safety, aerospace [C3], automotive and geophysics [C6].
In partnership with a number of commercial organisations,
proof-of-concept designs were developed spanning electrophysiological
measurement, with Plessey funding 3 postdoctoral positions at Sussex;
Rescon Ltd, two DARPA contracts — £150k; a multi-partner EU grant with
Philips Healthcare and Plessey (2012-16, >£20m); surface-charge density
imaging, including forensic fingerprinting, in collaboration with the Home
Office/CAST [C4]; movement sensing, MOD funded, 2009-10, £98k; aerospace
instrumentation, TSB-funded project `Novel Electric Field Sensors for

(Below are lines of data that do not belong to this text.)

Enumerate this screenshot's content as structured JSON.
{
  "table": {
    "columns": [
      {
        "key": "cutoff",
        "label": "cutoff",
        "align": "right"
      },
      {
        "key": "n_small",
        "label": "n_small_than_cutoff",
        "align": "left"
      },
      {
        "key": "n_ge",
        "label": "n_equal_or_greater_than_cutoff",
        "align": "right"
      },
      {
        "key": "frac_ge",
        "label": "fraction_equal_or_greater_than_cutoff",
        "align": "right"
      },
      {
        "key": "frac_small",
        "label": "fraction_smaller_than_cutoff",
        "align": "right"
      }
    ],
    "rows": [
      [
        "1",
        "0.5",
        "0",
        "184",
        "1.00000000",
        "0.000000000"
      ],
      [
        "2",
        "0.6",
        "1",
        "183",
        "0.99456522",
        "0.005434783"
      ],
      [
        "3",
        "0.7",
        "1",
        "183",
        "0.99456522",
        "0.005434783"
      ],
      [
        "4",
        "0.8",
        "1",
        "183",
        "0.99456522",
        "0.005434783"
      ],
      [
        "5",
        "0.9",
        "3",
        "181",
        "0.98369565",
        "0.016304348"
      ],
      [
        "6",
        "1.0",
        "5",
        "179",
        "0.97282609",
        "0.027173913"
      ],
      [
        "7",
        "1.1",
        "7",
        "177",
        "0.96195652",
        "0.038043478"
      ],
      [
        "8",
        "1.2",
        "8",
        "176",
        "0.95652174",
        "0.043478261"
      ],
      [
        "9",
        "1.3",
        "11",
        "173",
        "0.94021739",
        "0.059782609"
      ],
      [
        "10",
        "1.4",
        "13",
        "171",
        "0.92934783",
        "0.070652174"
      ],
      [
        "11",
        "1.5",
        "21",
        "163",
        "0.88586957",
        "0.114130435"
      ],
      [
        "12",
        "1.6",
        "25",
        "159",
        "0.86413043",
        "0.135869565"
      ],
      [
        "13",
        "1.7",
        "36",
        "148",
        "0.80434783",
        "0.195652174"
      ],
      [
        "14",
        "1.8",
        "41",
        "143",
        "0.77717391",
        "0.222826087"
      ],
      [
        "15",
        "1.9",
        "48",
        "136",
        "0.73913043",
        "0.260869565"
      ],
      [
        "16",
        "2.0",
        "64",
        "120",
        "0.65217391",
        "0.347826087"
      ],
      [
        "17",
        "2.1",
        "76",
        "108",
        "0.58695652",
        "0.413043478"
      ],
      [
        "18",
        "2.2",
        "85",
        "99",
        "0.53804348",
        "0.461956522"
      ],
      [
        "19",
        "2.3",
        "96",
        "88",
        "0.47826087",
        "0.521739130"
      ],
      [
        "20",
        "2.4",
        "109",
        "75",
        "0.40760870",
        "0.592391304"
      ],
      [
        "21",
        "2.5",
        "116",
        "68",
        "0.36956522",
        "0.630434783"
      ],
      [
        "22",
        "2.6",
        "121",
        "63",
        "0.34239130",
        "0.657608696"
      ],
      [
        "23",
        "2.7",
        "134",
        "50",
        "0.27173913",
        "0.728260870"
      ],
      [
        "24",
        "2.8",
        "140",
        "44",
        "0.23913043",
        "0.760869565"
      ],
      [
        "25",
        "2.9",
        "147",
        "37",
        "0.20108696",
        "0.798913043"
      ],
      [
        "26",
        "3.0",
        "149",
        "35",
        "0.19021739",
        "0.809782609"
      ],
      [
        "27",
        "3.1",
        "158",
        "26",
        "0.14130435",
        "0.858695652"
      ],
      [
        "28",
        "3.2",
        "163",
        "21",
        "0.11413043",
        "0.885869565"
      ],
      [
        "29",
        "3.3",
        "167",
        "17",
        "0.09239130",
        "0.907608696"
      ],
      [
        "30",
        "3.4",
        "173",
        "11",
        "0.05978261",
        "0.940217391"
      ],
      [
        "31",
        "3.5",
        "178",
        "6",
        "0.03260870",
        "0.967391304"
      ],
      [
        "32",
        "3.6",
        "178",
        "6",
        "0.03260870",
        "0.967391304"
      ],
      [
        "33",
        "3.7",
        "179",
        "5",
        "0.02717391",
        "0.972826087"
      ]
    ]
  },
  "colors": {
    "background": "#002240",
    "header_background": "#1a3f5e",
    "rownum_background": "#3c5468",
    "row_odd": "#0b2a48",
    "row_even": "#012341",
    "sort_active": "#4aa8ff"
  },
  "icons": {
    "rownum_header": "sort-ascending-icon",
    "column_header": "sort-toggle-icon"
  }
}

Advanced Aero-Engine Monitoring' with Meggitt Sensing Systems [C3] and
Plessey Semiconductors [C1], 2012-14, total £1.1m, £524k industry; and
geophysical and structural health monitoring with British Geological
Survey, Keyworth [C5].
The additional impact directly resulting from this engagement activity
- Interface2, a local SME, is now the main sub-contractor for a much
larger organisation, Plessey, with responsibility for building the EPIC
chip into a variety of products [C1] for them.
- The evaluation licensees are in direct contact with Plessey either as
customers or as potential customers for Plessey products.
- Market sectors identified by evaluation licences form the major market
sectors for Plessey (Automotive, Sports, Healthcare).
- The pre-production prototype design was adopted directly by Plessey as
their first commercial demonstration unit and manufactured by
- One postgraduate student was funded by and seconded to Plessey as a
postdoc. x Plessey employees work directly on EPIC-related projects and
EP sensor technology has received external recognition for both the research
contribution and the commercialisation activity, including awards at
international trade fairs and product reviews:
- EPSRC, Basic Technology Review Panel Report [C6] (2010)
- RCUK, `Big Ideas for the Future' [C6] (2011)
- IET Innovation Award 2011, `Measurement in Action' [C7]
- Gold award at `Best of Sensors Expo 2011' [C8]
- EDN `Hot 100 products' list [C9] (2011): `The most innovative and
significant products and technologies as selected by the editors',
250,000 website viewings per month
- Finalist for Times Higher Innovation Award 2011
- Shortlisted for Army Research Office award 2012
- (2008) Nature Research Highlights 454(21): 920 (Impact Factor
36.101, estimated readership of 424,000) doi:10.1038/454920b.
New Scientist, 2812: 22, 14 May 2011, estimated readership of
Homeland Security Newswire, 23 May 2011, 30,000 specialist
The Economist, 13 October 2012, Weekly circulation 1.5 million,
In summary, the original basic research has spawned multi-million-pound
investment in developing it into concrete engineering applications,
supported by strategic university elements, giving rise to sustained
impact on industrial sensor solutions that are now starting to generate
substantial world- wide revenue for a UK company. It is clear that this is
an activity with the potential to grow both in magnitude and in the
diversity of its applications.
Sources to corroborate the impact
C1 Technology Director, Plessey Semiconductors:
C2 Sales Manager, Interface2 Ltd.
C3 Research and Technology Manager, Meggitt Sensing Systems.
C4 Research Scientist, Home Office CAST.
C5 Head of Science Land Use, British Geological Survey.
C6 Featured in: `Evaluation of the Basic Technology Programme,
Findings and Recommendations of the Review Panel', EPSRC Theme Day, 19 May
and the RCUK `Big Ideas' report, 2011
C7 Winner of the IET `Measurement in Action' Innovation award 2011
C8 Winner of the Gold Award at the `Best of Sensors Expo', Sensors
Expo, Chicago, 2011
C9 Selected for the EDN `Hot 100 Products' list, 2011 http://www.edn.com/electronics-news/4368490/Plessey-samples-electric-potential-sensor-item-2
C10 Kodak European Research Ltd, Cambridge (No longer trading in
C11 Scientific Generics Ltd, Cambridge (Confidential report by
consultant for University of Sussex)